A study of 17,642 children in Germany confirms associations between several early risk factors and development of attention-deficit/hyperactivity disorder (ADHD). Parents’ lower socioeconomic position (education, professional status, and income), along with presence of gestational diabetes in the mother, increased the likelihood of a child having ADHD, wrote Jochen Schmitt, M.D., M.P.H., of the Technical University Dresden and Marcel Romanos, M.D., of the University Hospital of Würzburg, online September 10 in the Archives of Pediatric and Adolescent Medicine.
Furthermore, the combination of middle- or lower-class socioeconomic position with maternal gestational diabetes had an additive effect on outcomes.
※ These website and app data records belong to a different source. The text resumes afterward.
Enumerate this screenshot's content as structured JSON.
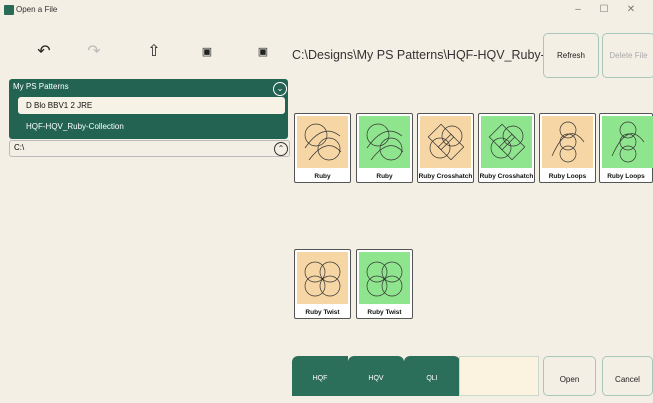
{
  "window": {
    "title": "Open a File",
    "minimize": "–",
    "maximize": "☐",
    "close": "✕"
  },
  "toolbar": {
    "undo_icon": "↶",
    "redo_icon": "↷",
    "up_icon": "⇧",
    "folder_icon": "▣",
    "folder_alt_icon": "▣",
    "path": "C:\\Designs\\My PS Patterns\\HQF-HQV_Ruby-Collection",
    "refresh_label": "Refresh",
    "delete_label": "Delete File"
  },
  "folders": {
    "header": "My PS Patterns",
    "expand_icon": "⌄",
    "items": [
      {
        "label": "D Blo BBV1 2 JRE"
      },
      {
        "label": "HQF-HQV_Ruby-Collection"
      }
    ],
    "drive": "C:\\",
    "drive_icon": "⌃"
  },
  "tiles": [
    {
      "label": "Ruby",
      "bg": "tan"
    },
    {
      "label": "Ruby",
      "bg": "green"
    },
    {
      "label": "Ruby Crosshatch",
      "bg": "tan"
    },
    {
      "label": "Ruby Crosshatch",
      "bg": "green"
    },
    {
      "label": "Ruby Loops",
      "bg": "tan"
    },
    {
      "label": "Ruby Loops",
      "bg": "green"
    },
    {
      "label": "Ruby Twist",
      "bg": "tan"
    },
    {
      "label": "Ruby Twist",
      "bg": "green"
    }
  ],
  "filters": [
    {
      "label": "HQF"
    },
    {
      "label": "HQV"
    },
    {
      "label": "QLI"
    }
  ],
  "actions": {
    "open": "Open",
    "cancel": "Cancel"
  },
  "colors": {
    "accent": "#226451",
    "tan": "#f6d6a4",
    "green": "#8fe48e",
    "background": "#f4efe4"
  }
}
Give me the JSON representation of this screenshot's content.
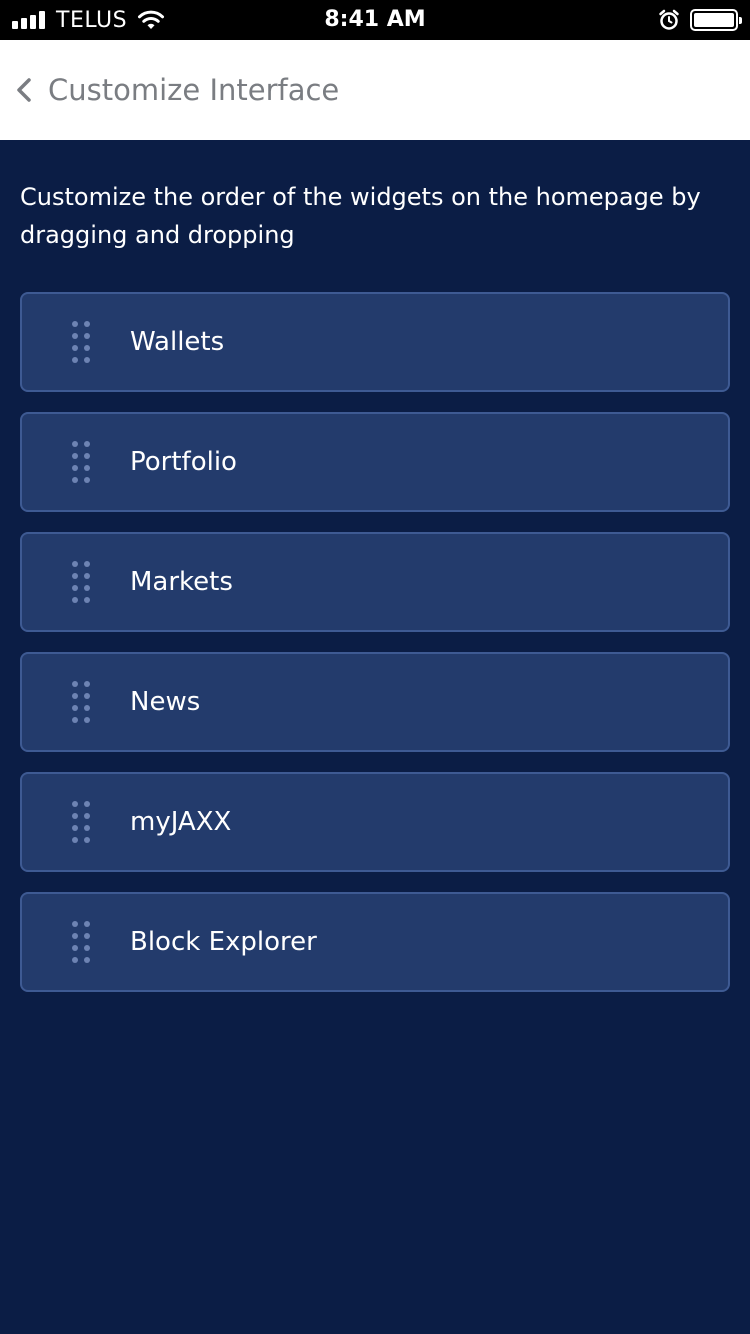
{
  "status_bar": {
    "carrier": "TELUS",
    "time": "8:41 AM",
    "signal_bars": 4,
    "signal_icon": "signal-icon",
    "wifi_icon": "wifi-icon",
    "alarm_icon": "alarm-icon",
    "battery_icon": "battery-icon",
    "battery_level": 1.0
  },
  "nav": {
    "back_icon": "chevron-left-icon",
    "title": "Customize Interface"
  },
  "main": {
    "instruction": "Customize the order of the widgets on the homepage by dragging and dropping",
    "drag_handle_icon": "drag-handle-icon",
    "widgets": [
      {
        "label": "Wallets"
      },
      {
        "label": "Portfolio"
      },
      {
        "label": "Markets"
      },
      {
        "label": "News"
      },
      {
        "label": "myJAXX"
      },
      {
        "label": "Block Explorer"
      }
    ]
  },
  "colors": {
    "background": "#0b1d45",
    "card": "#233b6c",
    "card_border": "#3e5a93",
    "nav_background": "#ffffff",
    "nav_title": "#7a7d82"
  }
}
Other factors, such as a baby’s medical problems following birth, atopic eczema, or maternal smoking during pregnancy also contributed significantly to risk of ADHD. Schmitt and Romanos did offer some good news: breastfeeding reduced risk. "Modification of these environmental risk factors by evidence-based prevention programs may help to decrease the burden of ADHD,” they concluded.
For more information see Psychiatric News.